HST6605: Approaches to International History
30 credits (semester 1)
2012-13 Module Leader: Dr Miles Larmer
This module introduces students to debates and issues central to an understanding of International History. Through discursive seminars students will acquire an informed understanding of significant trends in the historiography, covering topics such as theories of imperialism, the decentring of Europe, global wars, decolonisation, the rise and fall of the nation state, revolution and counter-revolution, and hegemony and its discontents. Students will thus be enabled to explore developments in international history and will also explore historiographical controversies and debates, examining the paradigms historians use to structure both their approach to source materials, and considering whether international history is inevitably interdisciplinary.
This unit aims to equip students with a clear understanding of the international dynamics which have shaped world history from the late nineteenth century onwards. Students´ knowledge will draw on an engagement with both metropolitan and area-specific historiographies, and the integration of non-Western perspectives will be a particular aim of the module. To this end, students taking this core module will explore the methodological issues raised by the advanced study of international history, a field which is much influenced by the work of scholars in other academic disciplines. Those taking the module will examine how historians explore their material and write about the past, working from examples of historical writing and the approach taken by individual historians or historiographical schools. Such an approach will enable students to consider the nature of the sources available and how the selection of source material shapes the subject matter of history and the ways in which historians write. The module will thus provide students with a context from which to begin independent research and allow them to recognise any methodological problems inherent in their chosen area of specialism.

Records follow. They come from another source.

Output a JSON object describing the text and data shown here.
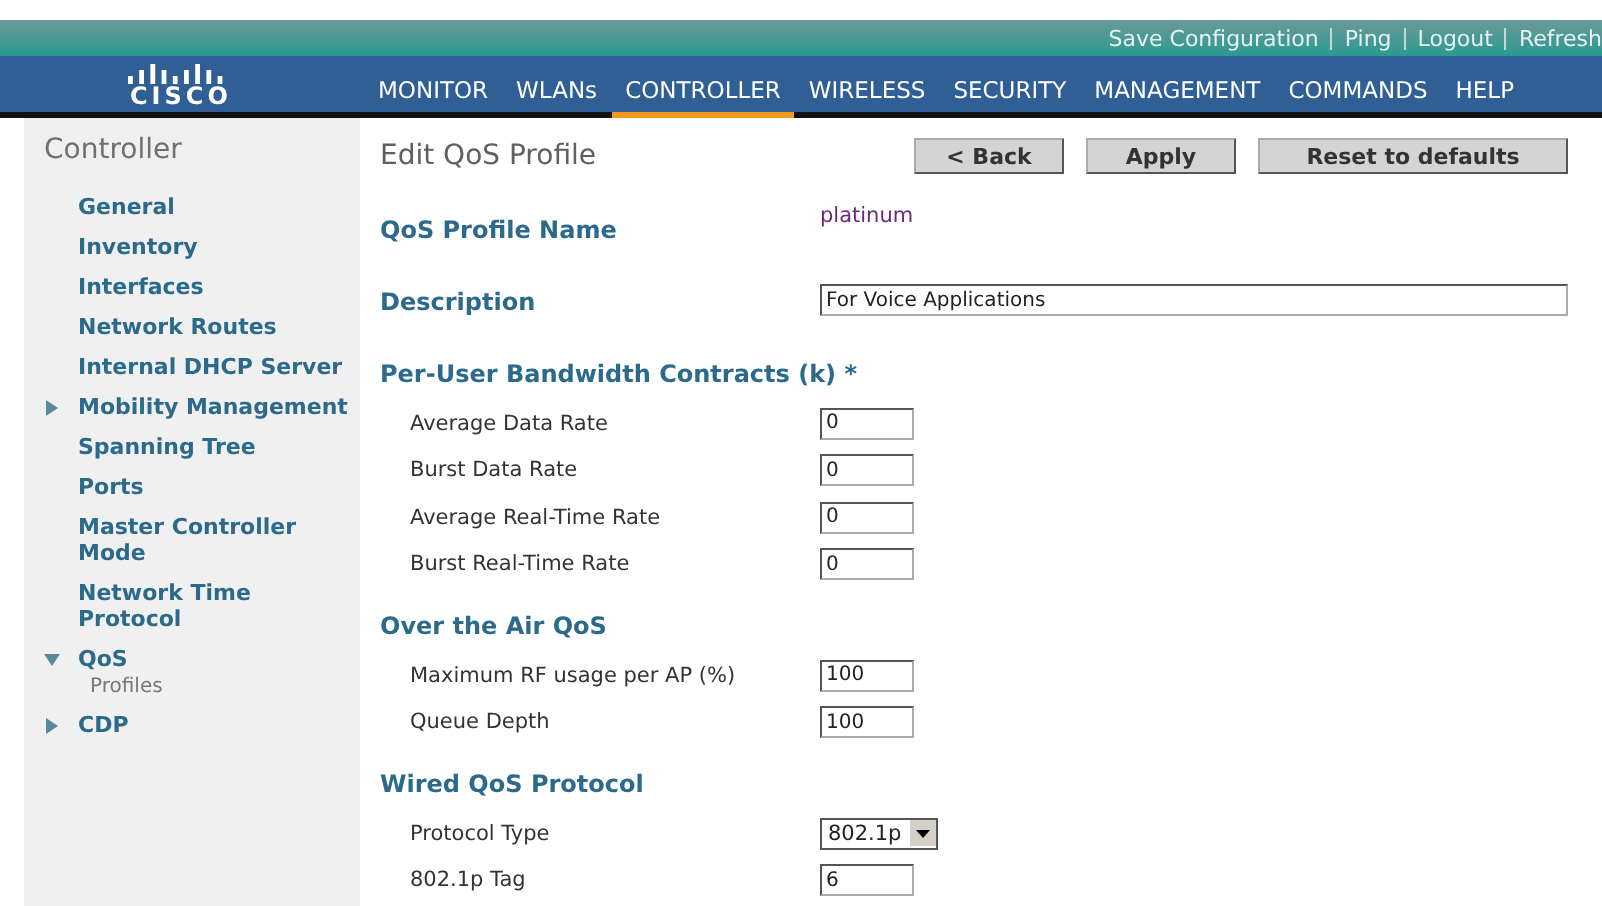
{
  "header": {
    "logo": "CISCO",
    "links": [
      "Save Configuration",
      "Ping",
      "Logout",
      "Refresh"
    ],
    "nav": [
      {
        "label": "MONITOR",
        "selected": false
      },
      {
        "label": "WLANs",
        "selected": false
      },
      {
        "label": "CONTROLLER",
        "selected": true
      },
      {
        "label": "WIRELESS",
        "selected": false
      },
      {
        "label": "SECURITY",
        "selected": false
      },
      {
        "label": "MANAGEMENT",
        "selected": false
      },
      {
        "label": "COMMANDS",
        "selected": false
      },
      {
        "label": "HELP",
        "selected": false
      }
    ]
  },
  "sidebar": {
    "title": "Controller",
    "items": [
      {
        "label": "General",
        "kind": "link"
      },
      {
        "label": "Inventory",
        "kind": "link"
      },
      {
        "label": "Interfaces",
        "kind": "link"
      },
      {
        "label": "Network Routes",
        "kind": "link"
      },
      {
        "label": "Internal DHCP Server",
        "kind": "link"
      },
      {
        "label": "Mobility Management",
        "kind": "folder",
        "expanded": false
      },
      {
        "label": "Spanning Tree",
        "kind": "link"
      },
      {
        "label": "Ports",
        "kind": "link"
      },
      {
        "label": "Master Controller Mode",
        "kind": "link"
      },
      {
        "label": "Network Time Protocol",
        "kind": "link"
      },
      {
        "label": "QoS",
        "kind": "folder",
        "expanded": true,
        "children": [
          {
            "label": "Profiles"
          }
        ]
      },
      {
        "label": "CDP",
        "kind": "folder",
        "expanded": false
      }
    ]
  },
  "page": {
    "title": "Edit QoS Profile",
    "buttons": [
      "< Back",
      "Apply",
      "Reset to defaults"
    ]
  },
  "top_fields": [
    {
      "label": "QoS Profile Name",
      "kind": "text",
      "value": "platinum"
    },
    {
      "label": "Description",
      "kind": "wide",
      "value": "For Voice Applications"
    }
  ],
  "sections": [
    {
      "title": "Per-User Bandwidth Contracts (k) *",
      "rows": [
        {
          "label": "Average Data Rate",
          "kind": "input",
          "value": "0"
        },
        {
          "label": "Burst Data Rate",
          "kind": "input",
          "value": "0"
        },
        {
          "label": "Average Real-Time Rate",
          "kind": "input",
          "value": "0"
        },
        {
          "label": "Burst Real-Time Rate",
          "kind": "input",
          "value": "0"
        }
      ]
    },
    {
      "title": "Over the Air QoS",
      "rows": [
        {
          "label": "Maximum RF usage per AP (%)",
          "kind": "input",
          "value": "100"
        },
        {
          "label": "Queue Depth",
          "kind": "input",
          "value": "100"
        }
      ]
    },
    {
      "title": "Wired QoS Protocol",
      "rows": [
        {
          "label": "Protocol Type",
          "kind": "select",
          "value": "802.1p"
        },
        {
          "label": "802.1p Tag",
          "kind": "input",
          "value": "6"
        }
      ]
    }
  ]
}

The principal mode of contact will be ten two-hour seminar classes. Within this standard format, students will be offered
- a series of content-specific seminars, looking at a range of historical topics, issues, and problems that take the student through a particular historical period, providing both an introduction to advanced study in this field and the historical and historiographical context from which to undertake practice-based research.
- a series of methodological seminars examining different approaches to the research and writing of modern history. Some seminars will look at specific problems, such as how archives store and structure knowledge, others will focus on a particular methodological debate, such as the history of ‘everyday life’ or ‘cinematic knowledge. Students will thus have a forum in which to explore problems and methods in the advanced study of modern history.
Students will be set preparatory reading in advance for all seminars. They will be expected to share their knowledge of historiographical developments, debate controversial topics and listen and respond to the views of others in a structured environment. In addition, students attend regular individual tutorials, in which they identify topics for written papers, develop their reading around these topics, and discuss the structure and content of their written work.
Students will complete one written paper of 6,000 words. The work should engage with one or more of the concepts or themes of the module through a case-study/case-studies. It should demonstrate an advanced understanding of and critical engagement with current historiography, and advanced skills in the use of sources.
Intended Learning Outcomes